Famous Parang Places in Trinidad




The Catalonian Capuchin Monks arrived in Trinidad in August 1687 and immediately braved the thick and hostile jungle to find their way to the interior.

The first mission they founded was San Rafael in 1688, named after the archangel that escorted Tobias on his journeys keeping him safe from harm and lending him guidance. It is easy to see the reason for naming the mission after the Angel. They then set about converting the indigenous people using  the tried and proven method of preaching the gospels – via music … the pure and joyful music we know today as the Aguinaldo in Parang.

So, welcome to the land where it all began… 316 years ago, and continues to live in the hearts of all that live here…


Bienvenido a San Rafael! Welcome to San Rafael!

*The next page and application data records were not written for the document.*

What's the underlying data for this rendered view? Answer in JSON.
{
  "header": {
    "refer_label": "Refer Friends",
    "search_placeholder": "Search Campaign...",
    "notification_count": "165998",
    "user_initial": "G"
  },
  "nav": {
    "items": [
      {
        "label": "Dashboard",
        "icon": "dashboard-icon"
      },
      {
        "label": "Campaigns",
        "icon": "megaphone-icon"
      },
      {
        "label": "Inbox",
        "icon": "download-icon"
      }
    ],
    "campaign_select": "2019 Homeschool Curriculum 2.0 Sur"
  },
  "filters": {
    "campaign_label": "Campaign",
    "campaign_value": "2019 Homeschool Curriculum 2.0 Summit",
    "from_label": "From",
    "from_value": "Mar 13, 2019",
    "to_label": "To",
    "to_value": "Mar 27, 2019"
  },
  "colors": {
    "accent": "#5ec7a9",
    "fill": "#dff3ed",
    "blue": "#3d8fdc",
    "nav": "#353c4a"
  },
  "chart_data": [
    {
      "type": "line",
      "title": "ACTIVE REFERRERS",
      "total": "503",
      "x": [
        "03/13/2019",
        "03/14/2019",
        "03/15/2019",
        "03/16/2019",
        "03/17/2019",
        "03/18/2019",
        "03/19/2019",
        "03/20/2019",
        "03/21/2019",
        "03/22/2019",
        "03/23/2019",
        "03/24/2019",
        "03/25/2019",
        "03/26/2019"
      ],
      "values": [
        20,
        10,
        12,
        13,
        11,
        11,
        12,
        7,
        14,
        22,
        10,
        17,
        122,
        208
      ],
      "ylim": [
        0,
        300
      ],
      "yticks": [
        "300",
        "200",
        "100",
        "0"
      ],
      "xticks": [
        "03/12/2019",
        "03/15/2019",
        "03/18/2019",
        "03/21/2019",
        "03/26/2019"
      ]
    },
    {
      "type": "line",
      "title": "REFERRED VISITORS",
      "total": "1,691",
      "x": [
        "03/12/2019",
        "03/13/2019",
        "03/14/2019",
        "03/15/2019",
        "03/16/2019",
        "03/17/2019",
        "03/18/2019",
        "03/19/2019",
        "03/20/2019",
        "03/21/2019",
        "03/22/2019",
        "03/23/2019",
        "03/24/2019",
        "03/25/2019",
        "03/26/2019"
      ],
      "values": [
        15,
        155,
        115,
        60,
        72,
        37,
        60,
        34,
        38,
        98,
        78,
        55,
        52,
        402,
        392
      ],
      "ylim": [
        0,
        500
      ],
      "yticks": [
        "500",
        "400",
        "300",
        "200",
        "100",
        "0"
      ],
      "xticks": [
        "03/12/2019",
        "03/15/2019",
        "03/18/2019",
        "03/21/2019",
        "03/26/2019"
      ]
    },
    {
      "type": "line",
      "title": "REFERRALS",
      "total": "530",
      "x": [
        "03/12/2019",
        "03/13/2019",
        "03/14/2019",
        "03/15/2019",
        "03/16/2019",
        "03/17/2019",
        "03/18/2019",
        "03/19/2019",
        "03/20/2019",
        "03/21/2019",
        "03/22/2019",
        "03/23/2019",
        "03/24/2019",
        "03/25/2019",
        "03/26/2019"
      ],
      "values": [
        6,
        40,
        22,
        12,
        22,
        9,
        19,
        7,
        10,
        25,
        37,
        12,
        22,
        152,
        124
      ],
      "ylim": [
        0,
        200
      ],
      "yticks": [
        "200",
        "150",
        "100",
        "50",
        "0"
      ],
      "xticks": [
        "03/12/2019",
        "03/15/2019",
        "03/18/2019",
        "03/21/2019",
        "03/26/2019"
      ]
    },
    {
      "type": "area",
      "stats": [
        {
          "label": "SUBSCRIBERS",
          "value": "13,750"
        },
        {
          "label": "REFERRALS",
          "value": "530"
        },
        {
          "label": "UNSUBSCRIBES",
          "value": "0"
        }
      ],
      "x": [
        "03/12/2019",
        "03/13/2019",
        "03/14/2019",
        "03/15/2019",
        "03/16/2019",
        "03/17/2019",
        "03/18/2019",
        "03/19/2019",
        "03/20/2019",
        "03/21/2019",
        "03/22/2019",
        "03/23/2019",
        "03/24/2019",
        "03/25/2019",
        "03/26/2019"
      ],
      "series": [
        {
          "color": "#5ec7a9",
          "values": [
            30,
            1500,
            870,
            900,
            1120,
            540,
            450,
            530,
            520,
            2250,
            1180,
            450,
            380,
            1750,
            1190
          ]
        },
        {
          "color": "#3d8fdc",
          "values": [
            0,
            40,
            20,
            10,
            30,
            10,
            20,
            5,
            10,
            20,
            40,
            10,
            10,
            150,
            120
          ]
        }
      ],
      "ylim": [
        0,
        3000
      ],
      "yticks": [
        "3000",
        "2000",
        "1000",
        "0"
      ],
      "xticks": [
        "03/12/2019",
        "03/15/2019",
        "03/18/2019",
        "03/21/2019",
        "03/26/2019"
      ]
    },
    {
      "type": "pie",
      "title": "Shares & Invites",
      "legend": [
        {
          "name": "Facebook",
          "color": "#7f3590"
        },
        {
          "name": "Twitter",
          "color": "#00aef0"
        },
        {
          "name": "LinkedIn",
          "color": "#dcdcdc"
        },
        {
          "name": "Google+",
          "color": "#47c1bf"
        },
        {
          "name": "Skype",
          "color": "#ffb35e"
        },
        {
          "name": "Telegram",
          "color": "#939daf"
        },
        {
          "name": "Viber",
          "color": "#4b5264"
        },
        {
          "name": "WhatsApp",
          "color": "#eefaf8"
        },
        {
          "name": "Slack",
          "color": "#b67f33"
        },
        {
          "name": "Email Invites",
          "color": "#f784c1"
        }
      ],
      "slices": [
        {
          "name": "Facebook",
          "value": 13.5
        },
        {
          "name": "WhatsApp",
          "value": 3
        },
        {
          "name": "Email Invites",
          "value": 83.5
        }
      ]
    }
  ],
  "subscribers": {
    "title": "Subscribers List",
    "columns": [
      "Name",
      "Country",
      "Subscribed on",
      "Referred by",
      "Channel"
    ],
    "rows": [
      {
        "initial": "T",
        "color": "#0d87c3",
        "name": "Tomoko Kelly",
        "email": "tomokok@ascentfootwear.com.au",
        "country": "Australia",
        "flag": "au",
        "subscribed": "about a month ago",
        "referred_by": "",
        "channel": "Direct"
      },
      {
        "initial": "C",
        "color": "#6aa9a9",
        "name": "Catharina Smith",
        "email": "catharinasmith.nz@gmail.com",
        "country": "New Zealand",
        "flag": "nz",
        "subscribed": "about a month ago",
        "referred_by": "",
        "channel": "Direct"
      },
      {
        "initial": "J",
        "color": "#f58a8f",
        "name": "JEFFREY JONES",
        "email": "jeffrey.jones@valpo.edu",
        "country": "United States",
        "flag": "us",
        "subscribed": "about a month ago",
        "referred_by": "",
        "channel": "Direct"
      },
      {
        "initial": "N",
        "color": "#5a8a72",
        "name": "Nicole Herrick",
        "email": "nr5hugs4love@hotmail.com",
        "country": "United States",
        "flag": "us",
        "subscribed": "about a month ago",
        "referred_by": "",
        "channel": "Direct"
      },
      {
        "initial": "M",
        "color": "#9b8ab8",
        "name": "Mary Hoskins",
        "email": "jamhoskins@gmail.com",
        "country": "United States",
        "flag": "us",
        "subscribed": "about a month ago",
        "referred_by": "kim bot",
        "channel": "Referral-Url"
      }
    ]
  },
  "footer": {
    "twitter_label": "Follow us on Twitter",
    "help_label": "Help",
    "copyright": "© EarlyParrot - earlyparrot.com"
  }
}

St. Joseph was founded in 1592 by Don Antonio de Berrio, nearly 100 years after the first sighting of Trinidad by Columbus. Don Antonio and his soldiers made their way up the Caroni, then up the St. Joseph River to start a small settlement named San Jose de Oruna. This settlement, now known as St. Joseph was the island’s first capital. Churches and missions were erected with little initial success but the genesis of missionary work took root here.

The area is now known Caribbean wide as one of the homes of Parang music and the mission of St. Michael played an important part in the upkeep of the Parang artform. The name Maracas – shak shak – evokes the warmth and familiar relationship that every Trinidadian has with Parang music. It is here that Parang can be seen in its most pristine and unaffected beauty.

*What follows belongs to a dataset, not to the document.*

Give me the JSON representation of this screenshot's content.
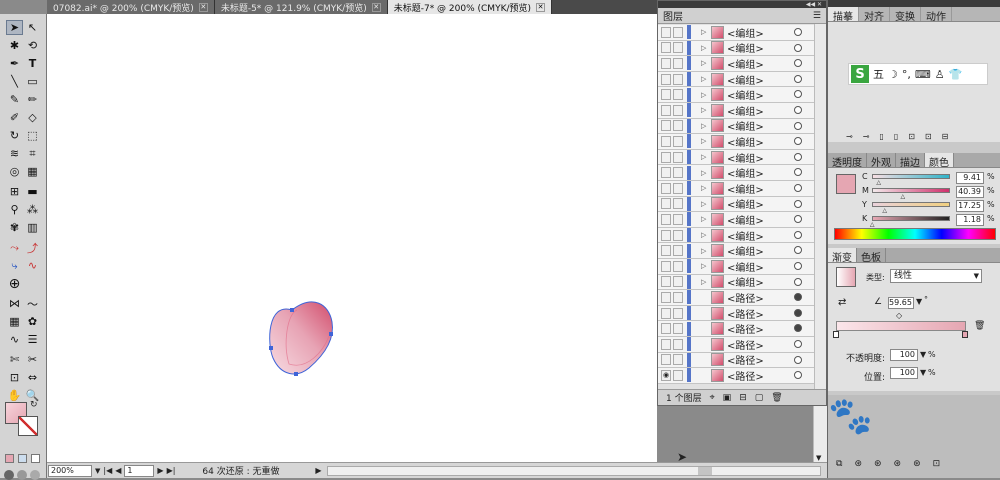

Bienvenido a San Jose de Oruna




The area upon which we stand was part of the greater Caroni Plains, so named by the Amerindians before the arrival of the Spaniards. Caroni for the Caribs and Arawaks, was a mythical fish that was capable of swallowing a man whole. But this represented the overwhelming prowess of nature and man’s inability to coerce it to his ends. As the Spaniards came, they also developed a healthy respect for nature. The marvelous descriptions of natural phenomena in Parang music attests to the Spaniard’s wonder at the beauty of God’s creation. Nestle has over the years demonstrated a respect and love of nature and wanted to share this with the people of Trinidad & Tobago.


My dear friends, thanks to them, you stand on ground sacred to the Carib and Arawak, where the Amerindian and Spanish genius meet and where music and nature fuse into one. Parang is Love of God and Love of Creation.

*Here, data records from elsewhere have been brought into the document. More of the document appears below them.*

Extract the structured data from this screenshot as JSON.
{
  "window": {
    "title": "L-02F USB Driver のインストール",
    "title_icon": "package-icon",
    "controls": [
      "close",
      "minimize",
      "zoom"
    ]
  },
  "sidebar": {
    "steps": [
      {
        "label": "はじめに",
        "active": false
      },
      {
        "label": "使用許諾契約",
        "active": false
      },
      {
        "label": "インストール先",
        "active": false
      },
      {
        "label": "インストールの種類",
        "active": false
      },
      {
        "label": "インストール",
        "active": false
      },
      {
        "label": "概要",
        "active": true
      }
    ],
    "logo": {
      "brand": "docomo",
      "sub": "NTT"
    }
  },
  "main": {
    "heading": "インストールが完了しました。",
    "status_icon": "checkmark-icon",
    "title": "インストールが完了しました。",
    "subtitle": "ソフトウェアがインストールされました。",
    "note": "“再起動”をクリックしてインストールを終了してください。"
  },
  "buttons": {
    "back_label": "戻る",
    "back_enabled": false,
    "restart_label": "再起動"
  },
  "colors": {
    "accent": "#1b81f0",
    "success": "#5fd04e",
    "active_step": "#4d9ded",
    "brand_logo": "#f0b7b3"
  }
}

Bienvenido a Caroni, Bienvenido a La Belleza de Dios, Bienvenido a Nestle.